▶ EXERCISE:
In the following material, identify every line holding the string "label" and return it.

+---+

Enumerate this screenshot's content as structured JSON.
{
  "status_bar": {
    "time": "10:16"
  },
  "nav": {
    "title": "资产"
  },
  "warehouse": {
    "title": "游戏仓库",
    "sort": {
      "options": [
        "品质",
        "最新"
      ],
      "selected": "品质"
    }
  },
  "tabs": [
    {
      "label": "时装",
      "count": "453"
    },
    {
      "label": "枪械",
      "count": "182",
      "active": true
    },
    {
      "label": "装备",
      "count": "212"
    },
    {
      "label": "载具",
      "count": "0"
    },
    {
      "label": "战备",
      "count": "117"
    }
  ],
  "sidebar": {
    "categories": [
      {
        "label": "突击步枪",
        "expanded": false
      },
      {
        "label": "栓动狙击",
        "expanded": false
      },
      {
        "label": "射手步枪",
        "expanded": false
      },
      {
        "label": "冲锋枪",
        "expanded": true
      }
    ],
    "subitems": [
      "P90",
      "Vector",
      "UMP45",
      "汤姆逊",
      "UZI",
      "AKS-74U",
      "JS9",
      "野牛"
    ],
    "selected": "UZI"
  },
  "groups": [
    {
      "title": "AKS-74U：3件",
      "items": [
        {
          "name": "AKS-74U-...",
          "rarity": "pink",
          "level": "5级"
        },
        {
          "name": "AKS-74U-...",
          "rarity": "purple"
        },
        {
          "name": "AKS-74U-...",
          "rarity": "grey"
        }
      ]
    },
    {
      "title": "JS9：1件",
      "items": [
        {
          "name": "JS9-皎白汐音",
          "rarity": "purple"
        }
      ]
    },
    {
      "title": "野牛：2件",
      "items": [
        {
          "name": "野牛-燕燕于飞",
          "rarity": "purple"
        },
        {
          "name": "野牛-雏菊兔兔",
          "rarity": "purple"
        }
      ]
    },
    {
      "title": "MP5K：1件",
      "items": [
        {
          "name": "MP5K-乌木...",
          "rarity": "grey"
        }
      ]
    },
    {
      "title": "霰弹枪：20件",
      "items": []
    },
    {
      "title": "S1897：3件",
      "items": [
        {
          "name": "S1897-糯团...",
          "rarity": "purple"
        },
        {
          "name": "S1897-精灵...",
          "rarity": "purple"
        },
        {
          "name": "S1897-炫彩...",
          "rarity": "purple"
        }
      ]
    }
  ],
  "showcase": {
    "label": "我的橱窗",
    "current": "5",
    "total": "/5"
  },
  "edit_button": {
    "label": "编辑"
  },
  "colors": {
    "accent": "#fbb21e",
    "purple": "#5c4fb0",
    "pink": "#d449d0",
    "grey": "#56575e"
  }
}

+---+

▶ WRITTEN ANSWER:
      "label": "时装",
      "label": "枪械",
      "label": "装备",
      "label": "载具",
      "label": "战备",
        "label": "突击步枪",
        "label": "栓动狙击",
        "label": "射手步枪",
        "label": "冲锋枪",
    "label": "我的橱窗",
    "label": "编辑"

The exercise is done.